Test tube viruses. Now anyone with a home chemistry set can make designer viruses...Okay, maybe not. But it can't be good. There are additional stories on this subject on National Public Radio's "All Things Considered."

New planet freeway could transform space travel
Sunday, July 21, 2002 12:17 a.m.
Gravity plays a lot of tricks in space. NASA has determined that low-power highways exist in space. By using gravitational between moons and planets in particular ways, space can be explored much cheaper. I can imagine the "Titan on $20 a day" becoming popular. I wonder if the same might be true between solar systems?

GM potatoes deter one pest but attract another
Thursday, June 6, 2002 09:57 a.m.
Here is an example of the cure being at least as bad as the disease.

Probability of alien life rises
Sunday, May 19, 2002 04:36 p.m.
Awesome! More probable aliens! The new numbers indicate that there is a 1 in 3 chance of life developing in the first billion years on an Terran-type planet. Our astronomical technology is getting good enough find some of these planets. If we focus on three of them we might find something.

"Magic number" for space pioneers calculated
Sunday, May 19, 2002 03:57 p.m.
You'll need 160 people on that colony ship. Eighty people can do the job if you engage in the right social engineering. Of course, there are a lot of factors to consider, but this is good information to have when planning a colonization story.

New Scientist
Tuesday, May 14, 2002 09:13 a.m.
This wonderful publication keeps you up-to-date on new discoveries in science.
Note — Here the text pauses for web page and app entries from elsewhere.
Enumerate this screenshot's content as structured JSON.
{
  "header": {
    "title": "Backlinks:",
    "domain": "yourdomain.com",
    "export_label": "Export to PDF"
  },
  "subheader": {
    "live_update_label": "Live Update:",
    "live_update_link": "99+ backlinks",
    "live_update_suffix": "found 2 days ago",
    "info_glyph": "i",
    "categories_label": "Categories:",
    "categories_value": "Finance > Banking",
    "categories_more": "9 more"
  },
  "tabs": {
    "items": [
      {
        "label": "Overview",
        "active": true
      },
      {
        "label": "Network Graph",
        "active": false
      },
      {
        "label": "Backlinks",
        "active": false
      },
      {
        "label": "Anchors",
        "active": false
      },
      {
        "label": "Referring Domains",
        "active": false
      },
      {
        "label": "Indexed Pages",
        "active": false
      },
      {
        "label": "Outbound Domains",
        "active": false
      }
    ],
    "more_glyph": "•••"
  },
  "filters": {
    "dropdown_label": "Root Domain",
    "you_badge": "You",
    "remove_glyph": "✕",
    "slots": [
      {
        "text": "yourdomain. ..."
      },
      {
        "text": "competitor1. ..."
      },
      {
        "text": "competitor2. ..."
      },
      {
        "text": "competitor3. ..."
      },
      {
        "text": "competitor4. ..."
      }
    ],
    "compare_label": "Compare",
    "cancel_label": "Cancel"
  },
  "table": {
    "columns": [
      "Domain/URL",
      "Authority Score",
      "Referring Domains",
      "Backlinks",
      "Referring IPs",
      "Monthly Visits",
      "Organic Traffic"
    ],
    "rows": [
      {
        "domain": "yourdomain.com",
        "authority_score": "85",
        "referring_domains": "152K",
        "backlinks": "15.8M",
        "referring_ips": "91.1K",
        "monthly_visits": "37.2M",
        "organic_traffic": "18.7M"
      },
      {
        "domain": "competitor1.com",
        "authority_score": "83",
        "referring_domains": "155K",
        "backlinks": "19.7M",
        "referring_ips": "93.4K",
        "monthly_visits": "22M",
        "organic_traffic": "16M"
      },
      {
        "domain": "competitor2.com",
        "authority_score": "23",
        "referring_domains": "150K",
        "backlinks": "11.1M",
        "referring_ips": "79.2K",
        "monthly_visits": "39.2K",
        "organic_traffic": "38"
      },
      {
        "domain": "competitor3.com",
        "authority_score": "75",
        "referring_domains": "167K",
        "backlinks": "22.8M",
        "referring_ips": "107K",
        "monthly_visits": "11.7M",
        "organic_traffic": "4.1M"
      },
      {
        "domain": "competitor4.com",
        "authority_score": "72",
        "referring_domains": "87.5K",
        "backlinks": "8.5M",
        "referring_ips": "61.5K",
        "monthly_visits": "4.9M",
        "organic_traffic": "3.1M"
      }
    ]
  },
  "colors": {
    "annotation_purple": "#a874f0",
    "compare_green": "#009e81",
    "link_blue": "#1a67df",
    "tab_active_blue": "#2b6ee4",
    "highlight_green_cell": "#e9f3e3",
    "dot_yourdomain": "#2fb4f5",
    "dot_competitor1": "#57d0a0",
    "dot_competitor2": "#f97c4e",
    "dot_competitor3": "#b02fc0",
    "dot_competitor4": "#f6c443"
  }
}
If you are looking for a new bug or a new method of space travel for your story, start by reading the New Scientist every week.

Freelance Writers
Tuesday, May 14, 2002 08:48 a.m.
Break into the writing job market and get published using tips from Freelance Writers! Regular job postings and additional information can be emailed directly to you. Hundreds of resources and links are available to help writers at all levels.

Adrian's Communication Resources Page
Sunday, May 12, 2002 12:36 p.m.
The primary purpose of this page is to support Brent Adrian's, Business Communication, Public Speaking, Interpersonal Communication, and Oral Communication courses at Central Community College-Grand Island

Brent Adrian Contact Info Email:!